(Records to process begins)
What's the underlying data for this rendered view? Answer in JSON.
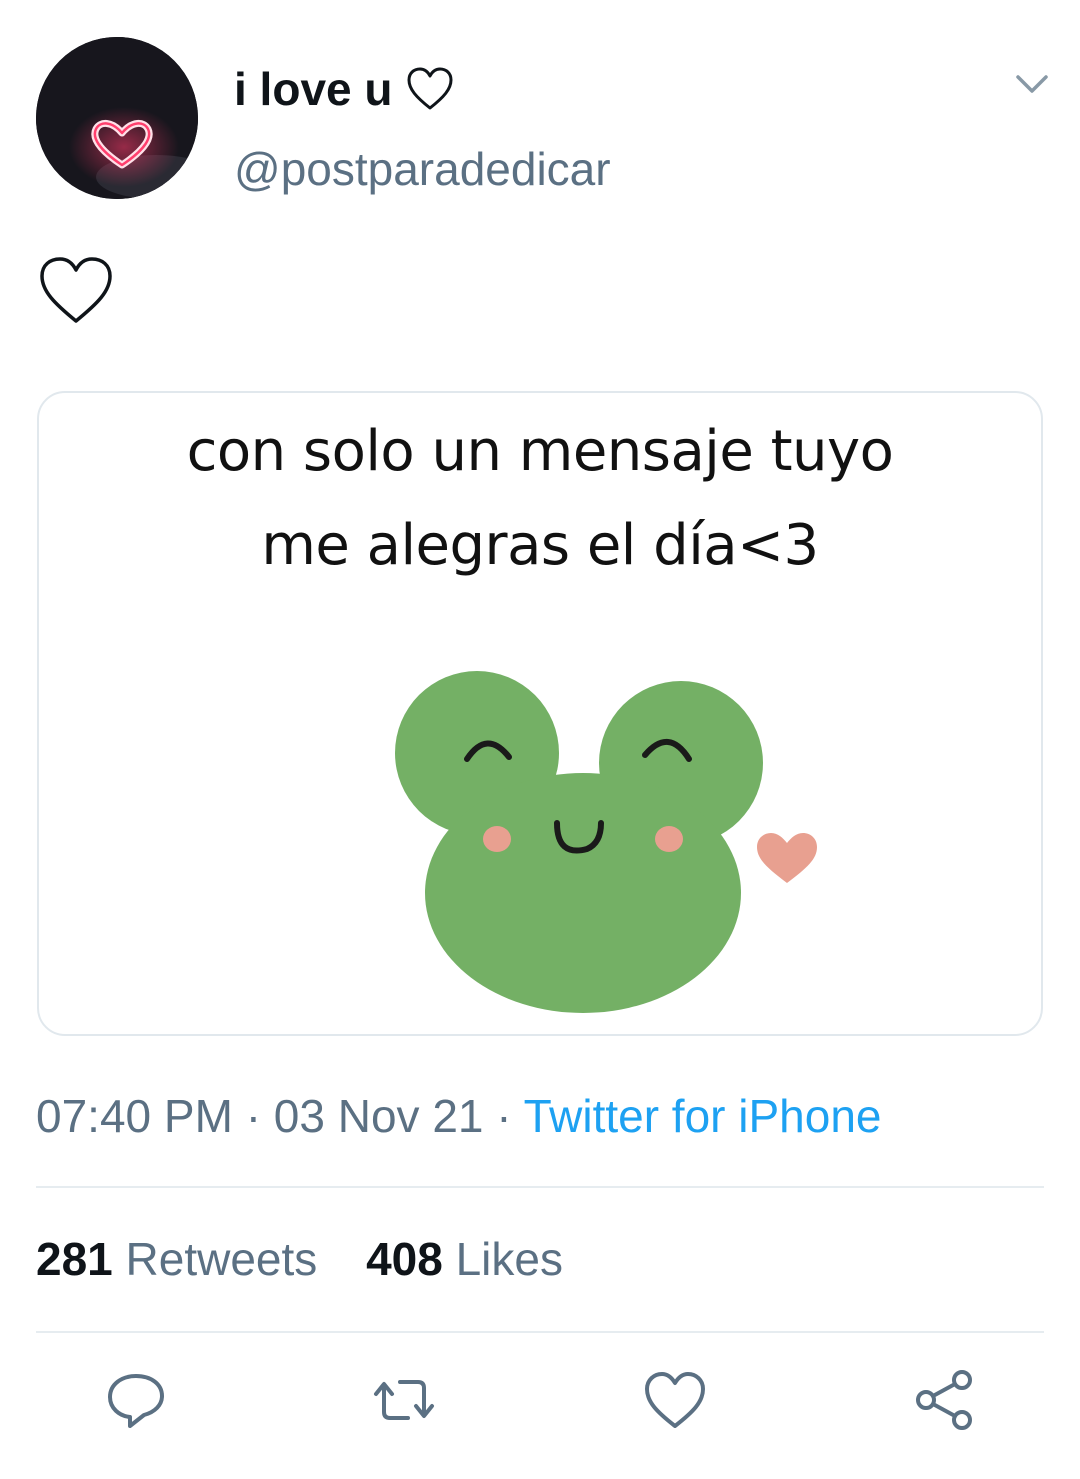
{
  "tweet": {
    "author": {
      "display_name": "i love u",
      "name_suffix_icon": "heart-outline-icon",
      "handle": "@postparadedicar",
      "avatar_icon": "neon-heart-avatar"
    },
    "menu_icon": "chevron-down-icon",
    "text_icon": "heart-outline-icon",
    "media": {
      "caption_line_1": "con solo un mensaje tuyo",
      "caption_line_2": "me alegras el día<3",
      "illustration": "frog-face-with-heart"
    },
    "time": "07:40 PM",
    "date": "03 Nov 21",
    "separator": "·",
    "source": "Twitter for iPhone",
    "retweets_count": "281",
    "retweets_label": "Retweets",
    "likes_count": "408",
    "likes_label": "Likes"
  },
  "actions": [
    {
      "icon": "reply-icon"
    },
    {
      "icon": "retweet-icon"
    },
    {
      "icon": "like-icon"
    },
    {
      "icon": "share-icon"
    }
  ],
  "colors": {
    "text_primary": "#0f1419",
    "text_secondary": "#5b7083",
    "link": "#1da1f2",
    "frog_green": "#74b065",
    "blush": "#e8a090"
  }
}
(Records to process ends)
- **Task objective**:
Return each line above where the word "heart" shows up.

- **Result for this exercise**:
      "name_suffix_icon": "heart-outline-icon",
      "avatar_icon": "neon-heart-avatar"
    "text_icon": "heart-outline-icon",
      "illustration": "frog-face-with-heart"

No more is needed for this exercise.